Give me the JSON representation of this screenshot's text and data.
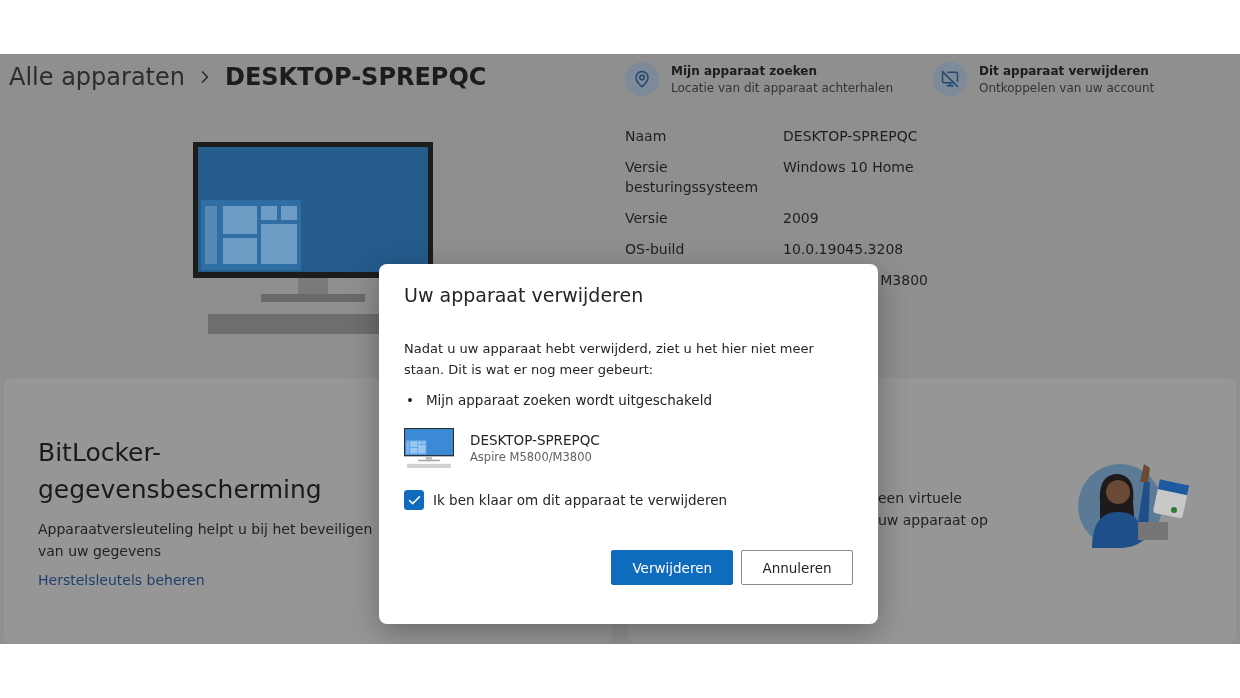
{
  "breadcrumb": {
    "parent": "Alle apparaten",
    "current": "DESKTOP-SPREPQC"
  },
  "actions": [
    {
      "kind": "locate",
      "title": "Mijn apparaat zoeken",
      "subtitle": "Locatie van dit apparaat achterhalen"
    },
    {
      "kind": "remove",
      "title": "Dit apparaat verwijderen",
      "subtitle": "Ontkoppelen van uw account"
    }
  ],
  "details": [
    {
      "label": "Naam",
      "value": "DESKTOP-SPREPQC"
    },
    {
      "label": "Versie besturingssysteem",
      "value": "Windows 10 Home"
    },
    {
      "label": "Versie",
      "value": "2009"
    },
    {
      "label": "OS-build",
      "value": "10.0.19045.3208"
    },
    {
      "value": "M3800"
    }
  ],
  "cards": [
    {
      "kind": "bitlocker",
      "title": "BitLocker-gegevensbescherming",
      "text": "Apparaatversleuteling helpt u bij het beveiligen van uw gegevens",
      "link": "Herstelsleutels beheren"
    },
    {
      "kind": "illustrated",
      "lines": [
        "een virtuele",
        "uw apparaat op"
      ]
    }
  ],
  "dialog": {
    "title": "Uw apparaat verwijderen",
    "intro": "Nadat u uw apparaat hebt verwijderd, ziet u het hier niet meer staan. Dit is wat er nog meer gebeurt:",
    "bullets": [
      {
        "marker": "•",
        "text": "Mijn apparaat zoeken wordt uitgeschakeld"
      }
    ],
    "device": {
      "name": "DESKTOP-SPREPQC",
      "model": "Aspire M5800/M3800"
    },
    "checkbox": {
      "label": "Ik ben klaar om dit apparaat te verwijderen",
      "checked": true
    },
    "buttons": [
      {
        "label": "Verwijderen",
        "primary": true
      },
      {
        "label": "Annuleren",
        "primary": false
      }
    ]
  }
}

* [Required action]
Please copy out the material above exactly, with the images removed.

* [Answer to this exercise]
Give me the JSON representation of this screenshot's text and data.
{
  "breadcrumb": {
    "parent": "Alle apparaten",
    "current": "DESKTOP-SPREPQC"
  },
  "actions": [
    {
      "kind": "locate",
      "title": "Mijn apparaat zoeken",
      "subtitle": "Locatie van dit apparaat achterhalen"
    },
    {
      "kind": "remove",
      "title": "Dit apparaat verwijderen",
      "subtitle": "Ontkoppelen van uw account"
    }
  ],
  "details": [
    {
      "label": "Naam",
      "value": "DESKTOP-SPREPQC"
    },
    {
      "label": "Versie besturingssysteem",
      "value": "Windows 10 Home"
    },
    {
      "label": "Versie",
      "value": "2009"
    },
    {
      "label": "OS-build",
      "value": "10.0.19045.3208"
    },
    {
      "value": "M3800"
    }
  ],
  "cards": [
    {
      "kind": "bitlocker",
      "title": "BitLocker-gegevensbescherming",
      "text": "Apparaatversleuteling helpt u bij het beveiligen van uw gegevens",
      "link": "Herstelsleutels beheren"
    },
    {
      "kind": "illustrated",
      "lines": [
        "een virtuele",
        "uw apparaat op"
      ]
    }
  ],
  "dialog": {
    "title": "Uw apparaat verwijderen",
    "intro": "Nadat u uw apparaat hebt verwijderd, ziet u het hier niet meer staan. Dit is wat er nog meer gebeurt:",
    "bullets": [
      {
        "marker": "•",
        "text": "Mijn apparaat zoeken wordt uitgeschakeld"
      }
    ],
    "device": {
      "name": "DESKTOP-SPREPQC",
      "model": "Aspire M5800/M3800"
    },
    "checkbox": {
      "label": "Ik ben klaar om dit apparaat te verwijderen",
      "checked": true
    },
    "buttons": [
      {
        "label": "Verwijderen",
        "primary": true
      },
      {
        "label": "Annuleren",
        "primary": false
      }
    ]
  }
}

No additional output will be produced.